Commitment Phobic or Just Confused by the Words “I Do”?
I’m going out on a limb here by stating that the deep down cause of commitment phobia is the historic baggage associated with marriage as an impersonal institution of marriage and NOT lack of love. It’s about fear of loss of self and personal freedom. Of getting swallowed up by a scary monster over which you have no control (and I’m not talking about your partner). Whether you’re thinking of tying the knot or already married or in a committed relationship, you don’t have to be ruled by the marriage monster.
OK then, let’s tackle the issue by learning more about this monster.
First, understand and know that you are free to discard outdated and stereotypical views of marriage.
Second, acknowledge that many of your notions were imposed from the outside before you even thought about the meaning of marriage. The monster is a conglomeration of your childhood experience of your parents that got passed down by their parents, grandparents and the whole ancestral line all the way back to the cave-person. Glob on ideas from Hollywood movies; books and the media; religious and cultural norms and the monster was created.
Third, you are free to toss all the rules, expectations and beliefs that don’t fit who you are and what you want.
Fourth, start from scratch. You can design the marriage you want. Sit down with your beloved and create a vision. Explore the nature of commitment. Here’s help to get started.
What is commitment? What do you mean when you say that you are in a committed relationship? What did you actually commit to? When asked most people say things like: I’m committed to my partner. I’m committed to loving my partner. We are committed to having a spiritual bond.
When I ask clients to clarify what they mean, they often get tongue-tied or mumble words that sound like marriage vows—love, honor, sickness, health. It’s rare for couples to discuss and agree upon shared principles of commitment. Many would be surprised to learn of their partner’s definition of commitment. For some, the extent of commitment starts and ends with a promise of monogamy. As long as they aren’t having sex with anyone but their partner, they feel they’ve satisfied their promise. Never mind that they stonewall their partner, leave their dirty socks on the floor, and show no respect.

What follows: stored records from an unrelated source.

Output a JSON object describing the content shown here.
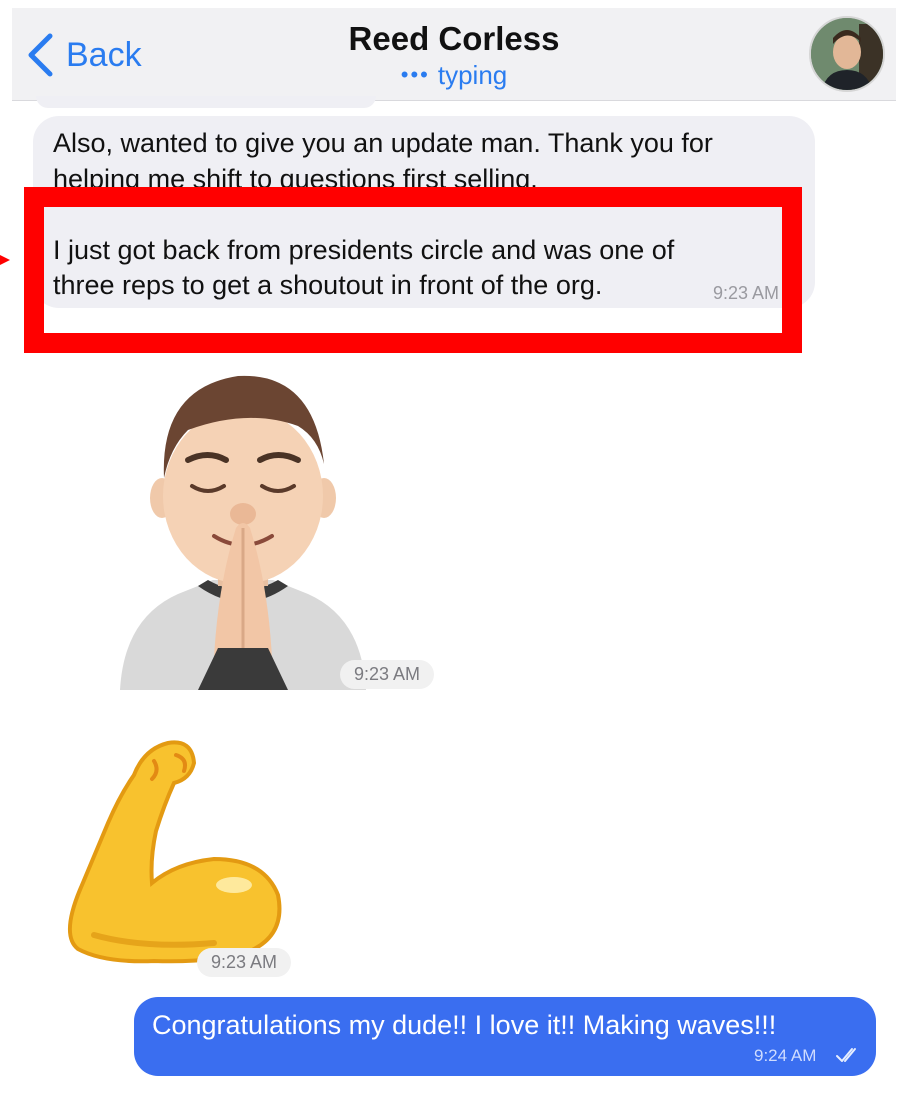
{
  "header": {
    "back_label": "Back",
    "contact_name": "Reed Corless",
    "status": "typing",
    "status_dots": "•••"
  },
  "messages": {
    "incoming": {
      "lines": [
        "Also, wanted to give you an update man. Thank you for",
        "helping me shift to questions first selling.",
        "I just got back from presidents circle and was one of",
        "three reps to get a shoutout in front of the org."
      ],
      "time": "9:23 AM"
    },
    "memoji_sticker": {
      "icon": "memoji-praying-hands-icon",
      "time": "9:23 AM"
    },
    "bicep_sticker": {
      "icon": "flexed-biceps-icon",
      "time": "9:23 AM"
    },
    "outgoing": {
      "text": "Congratulations my dude!! I love it!! Making waves!!!",
      "time": "9:24 AM",
      "status_icon": "double-check-icon"
    }
  },
  "colors": {
    "accent": "#2a7cf0",
    "outgoing_bubble": "#3a6ef0",
    "incoming_bubble": "#efeff4",
    "highlight": "#ff0000"
  }
}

Goals and Aspirations
People commonly adopt overarching goals and aspirations for themselves in relationships. This is a good start. Here are some commitment gems, culled from forty years of therapy practice, for you to consider:

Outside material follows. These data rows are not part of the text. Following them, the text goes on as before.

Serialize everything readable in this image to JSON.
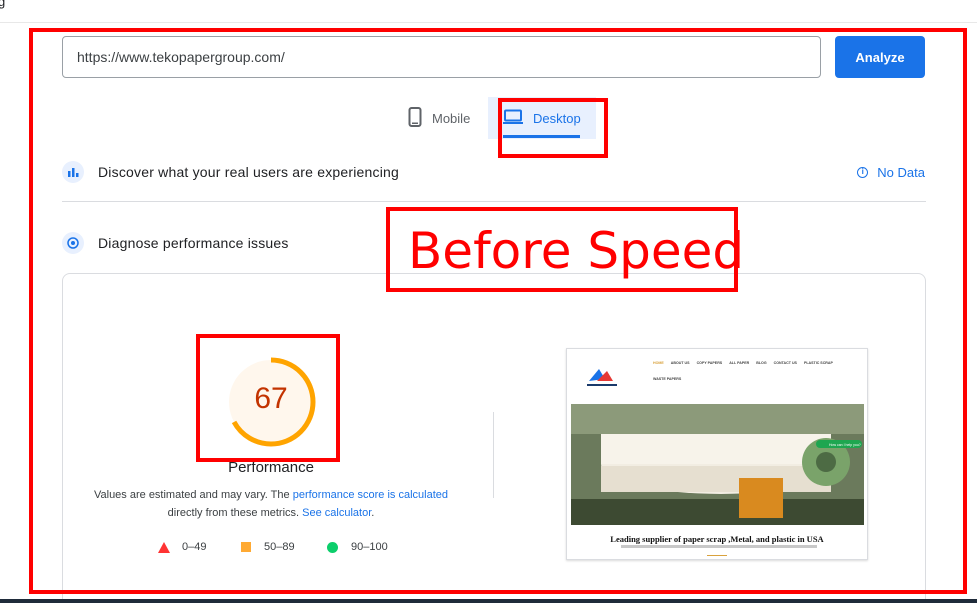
{
  "page": {
    "corner_glyph": "g"
  },
  "search": {
    "url_value": "https://www.tekopapergroup.com/",
    "analyze_label": "Analyze"
  },
  "tabs": [
    {
      "label": "Mobile",
      "icon": "phone-icon",
      "selected": false
    },
    {
      "label": "Desktop",
      "icon": "laptop-icon",
      "selected": true
    }
  ],
  "sections": {
    "field_data": {
      "title": "Discover what your real users are experiencing",
      "status": "No Data",
      "icon": "users-chart-icon"
    },
    "lab_data": {
      "title": "Diagnose performance issues",
      "icon": "diagnose-icon"
    }
  },
  "score": {
    "value": "67",
    "fraction": 0.67,
    "label": "Performance",
    "color": "#ffa400",
    "text_color": "#c33300",
    "note_part1": "Values are estimated and may vary. The ",
    "note_link1": "performance score is calculated",
    "note_part2": "directly from these metrics. ",
    "note_link2": "See calculator",
    "note_end": "."
  },
  "legend": [
    {
      "range": "0–49",
      "shape": "triangle",
      "color": "#ff3333"
    },
    {
      "range": "50–89",
      "shape": "square",
      "color": "#ffaa33"
    },
    {
      "range": "90–100",
      "shape": "circle",
      "color": "#0cce6b"
    }
  ],
  "screenshot": {
    "nav_items": [
      "HOME",
      "ABOUT US",
      "COPY PAPERS",
      "ALL PAPER",
      "BLOG",
      "CONTACT US",
      "PLASTIC SCRAP"
    ],
    "nav_item_2": "WASTE PAPERS",
    "chat_label": "How can I help you?",
    "heading": "Leading supplier of paper scrap ,Metal, and plastic in USA"
  },
  "annotation": {
    "text": "Before Speed",
    "color": "#ff0000"
  }
}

• Personal growth of a partner
• Remain emotionally engaged with one another
• Same level of emotional commitment to the relationship
• Health and well-being of your partner
• Love, care and support your partner
• Work things through and find solutions to problems
• Encourage partner to pursue his or her passions
• Live by the agreements partners create
• Consider partner when making important decisions
• Help partner realize dreams
Defining Commitment in Real-Life Terms
Each couple needs to get serious and define together what they mean by commitment. This process helps you get clear about what you’re promising one another. It also brings to the surface your dreams and expectations for the relationship. Abstract principles, like those in the last section, can serve as the umbrella for further specifics. Start by clearly defining what your unique commitment looks like. For each principle, talk about feelings, actions, reactions, expectations, and consequences.
These kinds of talks move you from lofty abstractions and woo-woo vagueness to the real-life stuff where true love lives. The clarity that emerges will reduce the fear and anxiety that is a byproduct of confusion and uncertainty and deepen your connection with your partner. The monster will recede into the background and reappear only if you revert to old habits or stop being intentional about YOUR commitment.